Directions: Across the listing below, how many lines hold "Forum"? Reply with the number by itself.

*** Input ***

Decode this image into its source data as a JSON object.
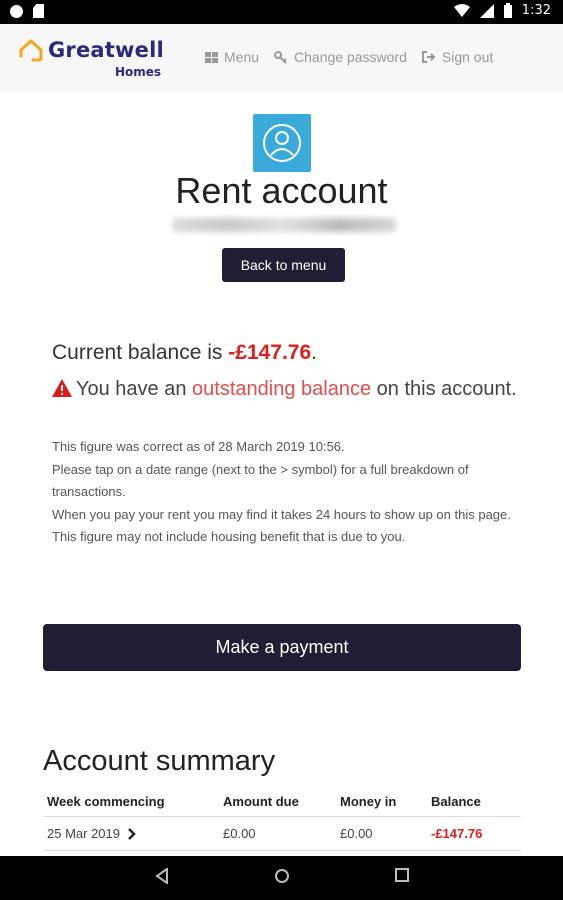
{
  "status_bar": {
    "time": "1:32"
  },
  "header": {
    "logo_main": "Greatwell",
    "logo_sub": "Homes",
    "nav": [
      {
        "label": "Menu",
        "icon": "grid-icon"
      },
      {
        "label": "Change password",
        "icon": "key-icon"
      },
      {
        "label": "Sign out",
        "icon": "sign-out-icon"
      }
    ]
  },
  "page": {
    "title": "Rent account",
    "back_button": "Back to menu"
  },
  "balance": {
    "prefix": "Current balance is ",
    "amount": "-£147.76",
    "suffix": ".",
    "warning_before": "You have an ",
    "warning_link": "outstanding balance",
    "warning_after": " on this account.",
    "info_lines": [
      "This figure was correct as of 28 March 2019 10:56.",
      "Please tap on a date range (next to the > symbol) for a full breakdown of transactions.",
      "When you pay your rent you may find it takes 24 hours to show up on this page. This figure may not include housing benefit that is due to you."
    ]
  },
  "payment_button": "Make a payment",
  "summary": {
    "title": "Account summary",
    "columns": [
      "Week commencing",
      "Amount due",
      "Money in",
      "Balance"
    ],
    "rows": [
      {
        "week": "25 Mar 2019",
        "amount_due": "£0.00",
        "money_in": "£0.00",
        "balance": "-£147.76"
      }
    ]
  },
  "colors": {
    "brand_navy": "#201d34",
    "accent_orange": "#f5a623",
    "negative_red": "#e31b1b",
    "avatar_blue": "#3aaadb"
  }
}
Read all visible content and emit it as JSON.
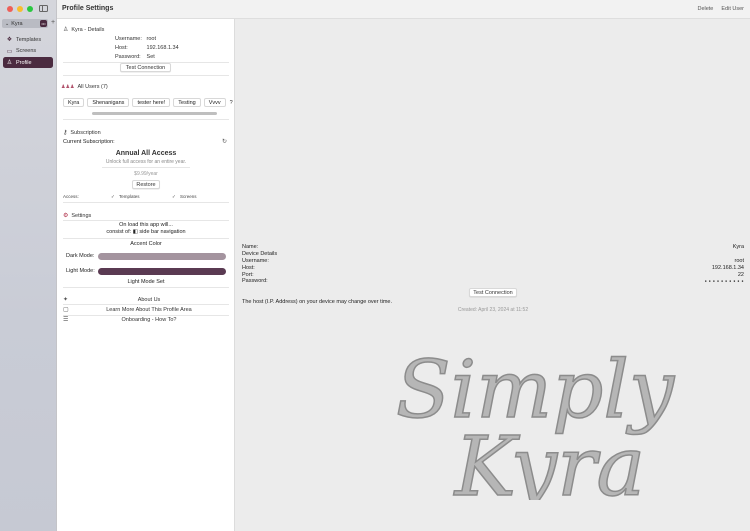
{
  "window": {
    "title": "Profile Settings",
    "actions": [
      "Delete",
      "Edit User"
    ],
    "traffic_colors": [
      "#ee5f58",
      "#f8bd2e",
      "#29c840"
    ]
  },
  "sidebar": {
    "user_picker": {
      "value": "Kyra",
      "chevron": "chevron-down-icon",
      "menu": "ellipsis-icon"
    },
    "add_label": "+",
    "items": [
      {
        "label": "Templates",
        "icon": "templates-icon"
      },
      {
        "label": "Screens",
        "icon": "screens-icon"
      },
      {
        "label": "Profile",
        "icon": "person-icon",
        "active": true
      }
    ],
    "accent": "#4b2b40"
  },
  "profile": {
    "details_title": "Kyra - Details",
    "fields": [
      {
        "key": "Username:",
        "value": "root"
      },
      {
        "key": "Host:",
        "value": "192.168.1.34"
      },
      {
        "key": "Password:",
        "value": "Set"
      }
    ],
    "test_connection": "Test Connection",
    "all_users_title": "All Users (7)",
    "users": [
      "Kyra",
      "Shenanigans",
      "tester here!",
      "Testing",
      "Vvvv",
      "?"
    ],
    "subscription_title": "Subscription",
    "current_subscription": "Current Subscription:",
    "plan_name": "Annual All Access",
    "plan_desc": "Unlock full access for an entire year.",
    "plan_price": "$9.99/year",
    "restore": "Restore",
    "access_label": "Access:",
    "access_items": [
      "Templates",
      "Screens"
    ],
    "settings_title": "Settings",
    "on_load_line1": "On load this app will...",
    "on_load_prefix": "consist of:",
    "on_load_value": "side bar navigation",
    "accent_color_title": "Accent Color",
    "dark_mode_label": "Dark Mode:",
    "light_mode_label": "Light Mode:",
    "dark_mode_color": "#a4949f",
    "light_mode_color": "#5a3a52",
    "light_mode_set": "Light Mode Set",
    "links": [
      {
        "label": "About Us",
        "icon": "sparkles-icon"
      },
      {
        "label": "Learn More About This Profile Area",
        "icon": "chat-bubble-icon"
      },
      {
        "label": "Onboarding - How To?",
        "icon": "list-icon"
      }
    ]
  },
  "detail": {
    "name_label": "Name:",
    "name_value": "Kyra",
    "device_details": "Device Details",
    "rows": [
      {
        "label": "Username:",
        "value": "root"
      },
      {
        "label": "Host:",
        "value": "192.168.1.34"
      },
      {
        "label": "Port:",
        "value": "22"
      },
      {
        "label": "Password:",
        "value": "● ● ● ● ● ● ● ● ● ●"
      }
    ],
    "test_connection": "Test Connection",
    "note": "The host (I.P. Address) on your device may change over time.",
    "created": "Created: April 23, 2024 at 11:52"
  },
  "watermark": {
    "line1": "Simply",
    "line2": "Kyra"
  }
}
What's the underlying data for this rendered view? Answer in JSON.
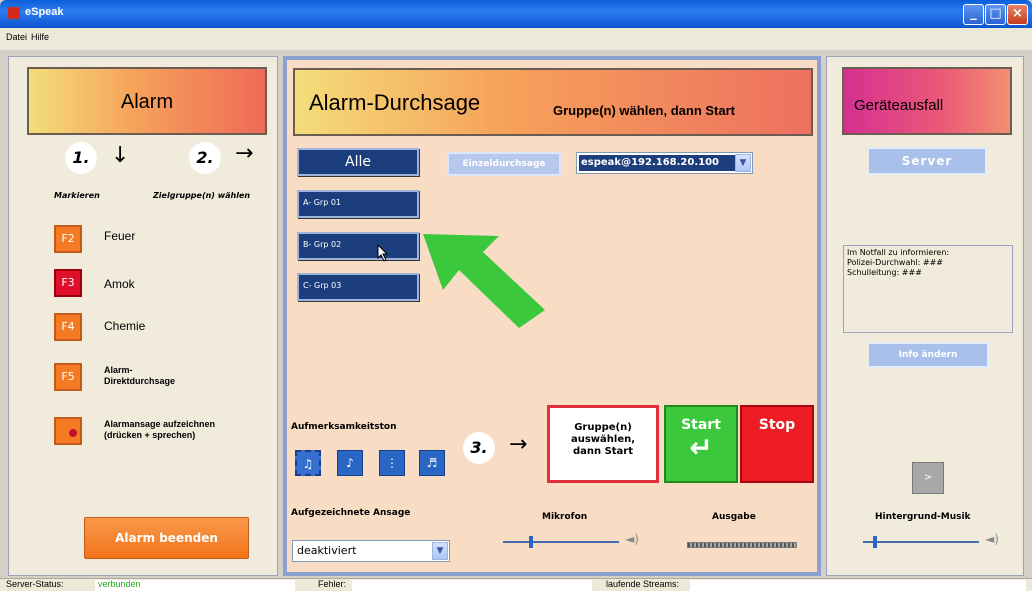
{
  "window": {
    "title": "eSpeak"
  },
  "menu": [
    "Datei",
    "Hilfe"
  ],
  "left": {
    "header": "Alarm",
    "step1": "1.",
    "step2": "2.",
    "label_markieren": "Markieren",
    "label_ziel": "Zielgruppe(n) wählen",
    "items": [
      {
        "key": "F2",
        "label": "Feuer"
      },
      {
        "key": "F3",
        "label": "Amok"
      },
      {
        "key": "F4",
        "label": "Chemie"
      },
      {
        "key": "F5",
        "label_line1": "Alarm-",
        "label_line2": "Direktdurchsage"
      }
    ],
    "record_line1": "Alarmansage aufzeichnen",
    "record_line2": "(drücken + sprechen)",
    "end_button": "Alarm beenden"
  },
  "middle": {
    "header_title": "Alarm-Durchsage",
    "header_sub": "Gruppe(n) wählen, dann Start",
    "alle": "Alle",
    "groups": [
      "A- Grp 01",
      "B- Grp 02",
      "C- Grp 03"
    ],
    "einzel": "Einzeldurchsage",
    "server_combo": "espeak@192.168.20.100",
    "aufmerksam_label": "Aufmerksamkeitston",
    "step3": "3.",
    "gruppe_box": [
      "Gruppe(n)",
      "auswählen,",
      "dann Start"
    ],
    "start": "Start",
    "stop": "Stop",
    "aufgezeichnet_label": "Aufgezeichnete Ansage",
    "select_value": "deaktiviert",
    "mikrofon": "Mikrofon",
    "ausgabe": "Ausgabe"
  },
  "right": {
    "header": "Geräteausfall",
    "server": "Server",
    "info_lines": [
      "Im Notfall zu informieren:",
      "Polizei-Durchwahl: ###",
      "Schulleitung: ###"
    ],
    "info_button": "Info ändern",
    "play": ">",
    "hintergrund": "Hintergrund-Musik"
  },
  "status": {
    "server_label": "Server-Status:",
    "server_value": "verbunden",
    "fehler_label": "Fehler:",
    "streams_label": "laufende Streams:"
  },
  "colors": {
    "accent_navy": "#1c3e7c",
    "start_green": "#3cc83c",
    "stop_red": "#ee1c24",
    "alarm_orange": "#f47b24",
    "status_ok": "#22aa22"
  }
}
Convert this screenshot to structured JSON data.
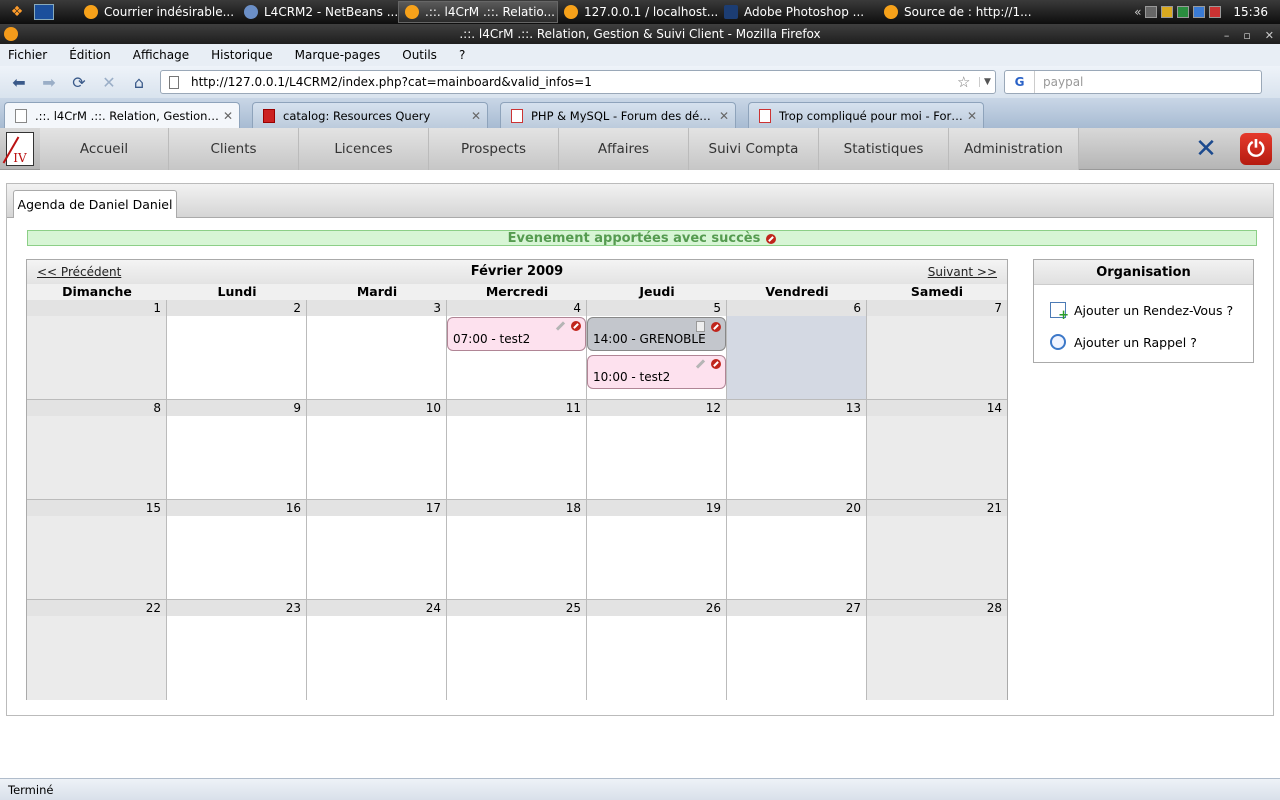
{
  "taskbar": {
    "tasks": [
      {
        "label": "Courrier indésirable..."
      },
      {
        "label": "L4CRM2 - NetBeans ..."
      },
      {
        "label": ".::. l4CrM .::. Relatio..."
      },
      {
        "label": "127.0.0.1 / localhost..."
      },
      {
        "label": "Adobe Photoshop ..."
      },
      {
        "label": "Source de : http://1..."
      }
    ],
    "clock": "15:36"
  },
  "window": {
    "title": ".::. l4CrM .::. Relation, Gestion & Suivi Client - Mozilla Firefox"
  },
  "menu": [
    "Fichier",
    "Édition",
    "Affichage",
    "Historique",
    "Marque-pages",
    "Outils",
    "?"
  ],
  "nav": {
    "url": "http://127.0.0.1/L4CRM2/index.php?cat=mainboard&valid_infos=1",
    "search_placeholder": "paypal",
    "search_engine": "G"
  },
  "tabs": [
    {
      "label": ".::. l4CrM .::. Relation, Gestion & S..."
    },
    {
      "label": "catalog: Resources Query"
    },
    {
      "label": "PHP & MySQL - Forum des développ..."
    },
    {
      "label": "Trop compliqué pour moi - Forum de..."
    }
  ],
  "app": {
    "logo_text": "IV",
    "nav": [
      "Accueil",
      "Clients",
      "Licences",
      "Prospects",
      "Affaires",
      "Suivi Compta",
      "Statistiques",
      "Administration"
    ]
  },
  "panel": {
    "tab_label": "Agenda de Daniel Daniel",
    "success_message": "Evenement apportées avec succès"
  },
  "calendar": {
    "prev": "<< Précédent",
    "next": "Suivant >>",
    "month": "Février 2009",
    "weekdays": [
      "Dimanche",
      "Lundi",
      "Mardi",
      "Mercredi",
      "Jeudi",
      "Vendredi",
      "Samedi"
    ],
    "weeks": [
      [
        "1",
        "2",
        "3",
        "4",
        "5",
        "6",
        "7"
      ],
      [
        "8",
        "9",
        "10",
        "11",
        "12",
        "13",
        "14"
      ],
      [
        "15",
        "16",
        "17",
        "18",
        "19",
        "20",
        "21"
      ],
      [
        "22",
        "23",
        "24",
        "25",
        "26",
        "27",
        "28"
      ]
    ],
    "events": [
      {
        "day": "4",
        "text": "07:00 - test2",
        "color": "#fde1ee"
      },
      {
        "day": "5",
        "text": "14:00 - GRENOBLE",
        "color": "#c3c6cc"
      },
      {
        "day": "5",
        "text": "10:00 - test2",
        "color": "#fde1ee"
      }
    ]
  },
  "organisation": {
    "title": "Organisation",
    "add_rdv": "Ajouter un Rendez-Vous ?",
    "add_rappel": "Ajouter un Rappel ?"
  },
  "status": "Terminé"
}
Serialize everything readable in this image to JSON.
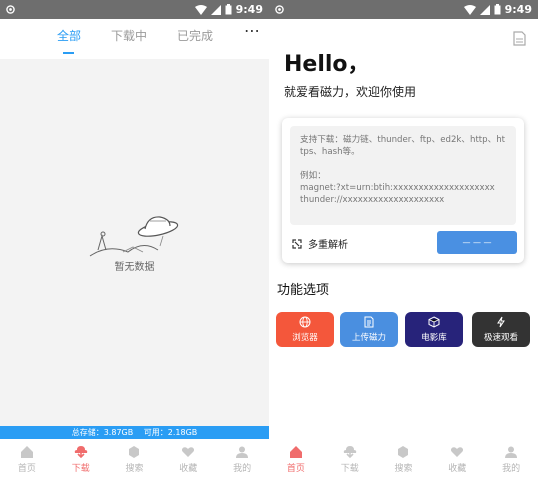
{
  "left": {
    "status_bar": {
      "time": "9:49"
    },
    "tabs": [
      {
        "label": "全部",
        "active": true
      },
      {
        "label": "下载中",
        "active": false
      },
      {
        "label": "已完成",
        "active": false
      }
    ],
    "more_label": "⋯",
    "empty_text": "暂无数据",
    "storage": {
      "total": "总存储：3.87GB",
      "available": "可用：2.18GB"
    },
    "nav": [
      {
        "label": "首页",
        "icon": "home-icon",
        "active": false
      },
      {
        "label": "下载",
        "icon": "download-icon",
        "active": true
      },
      {
        "label": "搜索",
        "icon": "search-icon",
        "active": false
      },
      {
        "label": "收藏",
        "icon": "heart-icon",
        "active": false
      },
      {
        "label": "我的",
        "icon": "user-icon",
        "active": false
      }
    ]
  },
  "right": {
    "status_bar": {
      "time": "9:49"
    },
    "hello": "Hello，",
    "welcome": "就爱看磁力，欢迎你使用",
    "input_placeholder": "支持下载：磁力链、thunder、ftp、ed2k、http、https、hash等。\n\n例如：\nmagnet:?xt=urn:btih:xxxxxxxxxxxxxxxxxxxx\nthunder://xxxxxxxxxxxxxxxxxxxx",
    "multi_parse_label": "多重解析",
    "parse_button_label": "— — —",
    "section_title": "功能选项",
    "functions": [
      {
        "label": "浏览器",
        "color": "#f4573b",
        "icon": "globe-icon"
      },
      {
        "label": "上传磁力",
        "color": "#4a8fe0",
        "icon": "upload-doc-icon"
      },
      {
        "label": "电影库",
        "color": "#27237a",
        "icon": "box-icon"
      },
      {
        "label": "极速观看",
        "color": "#333333",
        "icon": "lightning-icon"
      }
    ],
    "nav": [
      {
        "label": "首页",
        "icon": "home-icon",
        "active": true
      },
      {
        "label": "下载",
        "icon": "download-icon",
        "active": false
      },
      {
        "label": "搜索",
        "icon": "search-icon",
        "active": false
      },
      {
        "label": "收藏",
        "icon": "heart-icon",
        "active": false
      },
      {
        "label": "我的",
        "icon": "user-icon",
        "active": false
      }
    ]
  },
  "colors": {
    "accent_blue": "#2a9df4",
    "nav_active": "#f06c6c",
    "status_bar": "#6e6e6e"
  }
}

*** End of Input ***

Output of the exercise: 2